- YOUR ASSIGNMENT -
For this exercise, repeat the records below exactly as written.

- DATA SHOWN -

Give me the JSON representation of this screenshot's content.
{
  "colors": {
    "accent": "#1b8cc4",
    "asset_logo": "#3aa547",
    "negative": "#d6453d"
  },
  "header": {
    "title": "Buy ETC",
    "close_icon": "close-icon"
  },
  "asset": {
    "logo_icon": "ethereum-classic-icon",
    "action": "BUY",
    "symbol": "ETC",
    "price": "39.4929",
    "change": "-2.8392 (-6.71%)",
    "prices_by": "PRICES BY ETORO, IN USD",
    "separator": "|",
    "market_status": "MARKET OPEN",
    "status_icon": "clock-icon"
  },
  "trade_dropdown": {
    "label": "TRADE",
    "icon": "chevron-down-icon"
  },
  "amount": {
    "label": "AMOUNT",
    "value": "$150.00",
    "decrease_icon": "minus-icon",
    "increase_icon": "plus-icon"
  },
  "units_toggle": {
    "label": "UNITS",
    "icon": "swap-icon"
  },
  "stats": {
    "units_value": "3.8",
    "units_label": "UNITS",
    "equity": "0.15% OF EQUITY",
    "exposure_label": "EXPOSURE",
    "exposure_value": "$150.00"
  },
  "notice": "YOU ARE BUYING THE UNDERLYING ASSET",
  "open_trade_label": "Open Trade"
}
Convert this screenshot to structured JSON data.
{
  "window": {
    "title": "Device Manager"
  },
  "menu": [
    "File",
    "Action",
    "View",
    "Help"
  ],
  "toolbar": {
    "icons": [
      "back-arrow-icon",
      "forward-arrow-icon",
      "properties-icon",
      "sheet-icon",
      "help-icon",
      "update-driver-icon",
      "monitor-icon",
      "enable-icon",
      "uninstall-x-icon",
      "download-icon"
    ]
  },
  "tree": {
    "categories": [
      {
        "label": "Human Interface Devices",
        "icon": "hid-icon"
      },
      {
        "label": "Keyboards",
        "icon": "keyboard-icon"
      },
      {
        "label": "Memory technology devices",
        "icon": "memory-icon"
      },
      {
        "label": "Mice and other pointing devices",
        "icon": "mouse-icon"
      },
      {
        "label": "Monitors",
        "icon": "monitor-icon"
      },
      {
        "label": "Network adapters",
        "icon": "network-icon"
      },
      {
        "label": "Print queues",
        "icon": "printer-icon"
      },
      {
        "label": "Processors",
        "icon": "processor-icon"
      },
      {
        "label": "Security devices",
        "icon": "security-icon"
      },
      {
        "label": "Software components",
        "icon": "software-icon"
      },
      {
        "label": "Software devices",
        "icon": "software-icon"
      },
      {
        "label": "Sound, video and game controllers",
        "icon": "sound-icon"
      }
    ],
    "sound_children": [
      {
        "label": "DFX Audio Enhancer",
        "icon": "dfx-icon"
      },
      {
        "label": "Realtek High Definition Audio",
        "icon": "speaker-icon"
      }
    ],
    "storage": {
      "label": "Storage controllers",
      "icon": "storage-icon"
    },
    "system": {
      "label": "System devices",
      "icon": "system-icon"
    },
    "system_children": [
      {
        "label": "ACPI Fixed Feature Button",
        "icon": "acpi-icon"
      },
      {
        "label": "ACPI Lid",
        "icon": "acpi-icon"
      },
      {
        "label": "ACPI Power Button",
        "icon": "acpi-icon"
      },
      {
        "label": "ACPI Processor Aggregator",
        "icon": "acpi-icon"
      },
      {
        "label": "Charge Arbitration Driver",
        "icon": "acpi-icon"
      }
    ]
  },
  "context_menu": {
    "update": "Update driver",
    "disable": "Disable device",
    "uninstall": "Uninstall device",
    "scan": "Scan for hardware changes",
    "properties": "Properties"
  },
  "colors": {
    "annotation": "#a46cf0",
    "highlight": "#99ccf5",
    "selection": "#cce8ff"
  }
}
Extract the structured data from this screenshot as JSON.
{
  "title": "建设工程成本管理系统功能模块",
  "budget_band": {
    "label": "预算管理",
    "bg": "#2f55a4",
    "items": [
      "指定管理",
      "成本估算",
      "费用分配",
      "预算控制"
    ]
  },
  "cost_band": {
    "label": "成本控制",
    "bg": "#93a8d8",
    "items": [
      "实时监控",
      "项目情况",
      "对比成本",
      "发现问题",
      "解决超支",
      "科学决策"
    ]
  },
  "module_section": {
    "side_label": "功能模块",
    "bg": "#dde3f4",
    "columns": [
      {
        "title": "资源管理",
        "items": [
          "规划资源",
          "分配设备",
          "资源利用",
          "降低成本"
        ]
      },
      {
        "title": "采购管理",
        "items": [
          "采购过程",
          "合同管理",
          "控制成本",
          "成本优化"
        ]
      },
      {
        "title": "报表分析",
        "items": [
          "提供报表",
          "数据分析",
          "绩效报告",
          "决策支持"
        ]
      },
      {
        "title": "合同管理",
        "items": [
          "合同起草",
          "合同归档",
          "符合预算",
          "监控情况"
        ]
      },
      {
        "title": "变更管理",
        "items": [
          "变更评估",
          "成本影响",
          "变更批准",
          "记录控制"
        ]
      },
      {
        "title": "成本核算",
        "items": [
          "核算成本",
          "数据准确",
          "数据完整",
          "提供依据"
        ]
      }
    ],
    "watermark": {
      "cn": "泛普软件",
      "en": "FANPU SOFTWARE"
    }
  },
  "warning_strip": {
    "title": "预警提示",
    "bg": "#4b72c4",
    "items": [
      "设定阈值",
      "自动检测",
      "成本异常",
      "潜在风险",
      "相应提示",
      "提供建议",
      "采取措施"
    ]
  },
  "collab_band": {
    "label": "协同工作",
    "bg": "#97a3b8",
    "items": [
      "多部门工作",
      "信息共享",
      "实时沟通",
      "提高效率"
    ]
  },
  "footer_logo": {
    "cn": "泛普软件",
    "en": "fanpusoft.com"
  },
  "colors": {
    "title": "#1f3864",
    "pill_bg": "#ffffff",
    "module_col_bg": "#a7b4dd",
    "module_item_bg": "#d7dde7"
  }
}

- THE COMPLETED TASK -
Give me the JSON representation of this screenshot's content.
{
  "colors": {
    "accent": "#1b8cc4",
    "asset_logo": "#3aa547",
    "negative": "#d6453d"
  },
  "header": {
    "title": "Buy ETC",
    "close_icon": "close-icon"
  },
  "asset": {
    "logo_icon": "ethereum-classic-icon",
    "action": "BUY",
    "symbol": "ETC",
    "price": "39.4929",
    "change": "-2.8392 (-6.71%)",
    "prices_by": "PRICES BY ETORO, IN USD",
    "separator": "|",
    "market_status": "MARKET OPEN",
    "status_icon": "clock-icon"
  },
  "trade_dropdown": {
    "label": "TRADE",
    "icon": "chevron-down-icon"
  },
  "amount": {
    "label": "AMOUNT",
    "value": "$150.00",
    "decrease_icon": "minus-icon",
    "increase_icon": "plus-icon"
  },
  "units_toggle": {
    "label": "UNITS",
    "icon": "swap-icon"
  },
  "stats": {
    "units_value": "3.8",
    "units_label": "UNITS",
    "equity": "0.15% OF EQUITY",
    "exposure_label": "EXPOSURE",
    "exposure_value": "$150.00"
  },
  "notice": "YOU ARE BUYING THE UNDERLYING ASSET",
  "open_trade_label": "Open Trade"
}
Convert this screenshot to structured JSON data.
{
  "window": {
    "title": "Device Manager"
  },
  "menu": [
    "File",
    "Action",
    "View",
    "Help"
  ],
  "toolbar": {
    "icons": [
      "back-arrow-icon",
      "forward-arrow-icon",
      "properties-icon",
      "sheet-icon",
      "help-icon",
      "update-driver-icon",
      "monitor-icon",
      "enable-icon",
      "uninstall-x-icon",
      "download-icon"
    ]
  },
  "tree": {
    "categories": [
      {
        "label": "Human Interface Devices",
        "icon": "hid-icon"
      },
      {
        "label": "Keyboards",
        "icon": "keyboard-icon"
      },
      {
        "label": "Memory technology devices",
        "icon": "memory-icon"
      },
      {
        "label": "Mice and other pointing devices",
        "icon": "mouse-icon"
      },
      {
        "label": "Monitors",
        "icon": "monitor-icon"
      },
      {
        "label": "Network adapters",
        "icon": "network-icon"
      },
      {
        "label": "Print queues",
        "icon": "printer-icon"
      },
      {
        "label": "Processors",
        "icon": "processor-icon"
      },
      {
        "label": "Security devices",
        "icon": "security-icon"
      },
      {
        "label": "Software components",
        "icon": "software-icon"
      },
      {
        "label": "Software devices",
        "icon": "software-icon"
      },
      {
        "label": "Sound, video and game controllers",
        "icon": "sound-icon"
      }
    ],
    "sound_children": [
      {
        "label": "DFX Audio Enhancer",
        "icon": "dfx-icon"
      },
      {
        "label": "Realtek High Definition Audio",
        "icon": "speaker-icon"
      }
    ],
    "storage": {
      "label": "Storage controllers",
      "icon": "storage-icon"
    },
    "system": {
      "label": "System devices",
      "icon": "system-icon"
    },
    "system_children": [
      {
        "label": "ACPI Fixed Feature Button",
        "icon": "acpi-icon"
      },
      {
        "label": "ACPI Lid",
        "icon": "acpi-icon"
      },
      {
        "label": "ACPI Power Button",
        "icon": "acpi-icon"
      },
      {
        "label": "ACPI Processor Aggregator",
        "icon": "acpi-icon"
      },
      {
        "label": "Charge Arbitration Driver",
        "icon": "acpi-icon"
      }
    ]
  },
  "context_menu": {
    "update": "Update driver",
    "disable": "Disable device",
    "uninstall": "Uninstall device",
    "scan": "Scan for hardware changes",
    "properties": "Properties"
  },
  "colors": {
    "annotation": "#a46cf0",
    "highlight": "#99ccf5",
    "selection": "#cce8ff"
  }
}
Extract the structured data from this screenshot as JSON.
{
  "title": "建设工程成本管理系统功能模块",
  "budget_band": {
    "label": "预算管理",
    "bg": "#2f55a4",
    "items": [
      "指定管理",
      "成本估算",
      "费用分配",
      "预算控制"
    ]
  },
  "cost_band": {
    "label": "成本控制",
    "bg": "#93a8d8",
    "items": [
      "实时监控",
      "项目情况",
      "对比成本",
      "发现问题",
      "解决超支",
      "科学决策"
    ]
  },
  "module_section": {
    "side_label": "功能模块",
    "bg": "#dde3f4",
    "columns": [
      {
        "title": "资源管理",
        "items": [
          "规划资源",
          "分配设备",
          "资源利用",
          "降低成本"
        ]
      },
      {
        "title": "采购管理",
        "items": [
          "采购过程",
          "合同管理",
          "控制成本",
          "成本优化"
        ]
      },
      {
        "title": "报表分析",
        "items": [
          "提供报表",
          "数据分析",
          "绩效报告",
          "决策支持"
        ]
      },
      {
        "title": "合同管理",
        "items": [
          "合同起草",
          "合同归档",
          "符合预算",
          "监控情况"
        ]
      },
      {
        "title": "变更管理",
        "items": [
          "变更评估",
          "成本影响",
          "变更批准",
          "记录控制"
        ]
      },
      {
        "title": "成本核算",
        "items": [
          "核算成本",
          "数据准确",
          "数据完整",
          "提供依据"
        ]
      }
    ],
    "watermark": {
      "cn": "泛普软件",
      "en": "FANPU SOFTWARE"
    }
  },
  "warning_strip": {
    "title": "预警提示",
    "bg": "#4b72c4",
    "items": [
      "设定阈值",
      "自动检测",
      "成本异常",
      "潜在风险",
      "相应提示",
      "提供建议",
      "采取措施"
    ]
  },
  "collab_band": {
    "label": "协同工作",
    "bg": "#97a3b8",
    "items": [
      "多部门工作",
      "信息共享",
      "实时沟通",
      "提高效率"
    ]
  },
  "footer_logo": {
    "cn": "泛普软件",
    "en": "fanpusoft.com"
  },
  "colors": {
    "title": "#1f3864",
    "pill_bg": "#ffffff",
    "module_col_bg": "#a7b4dd",
    "module_item_bg": "#d7dde7"
  }
}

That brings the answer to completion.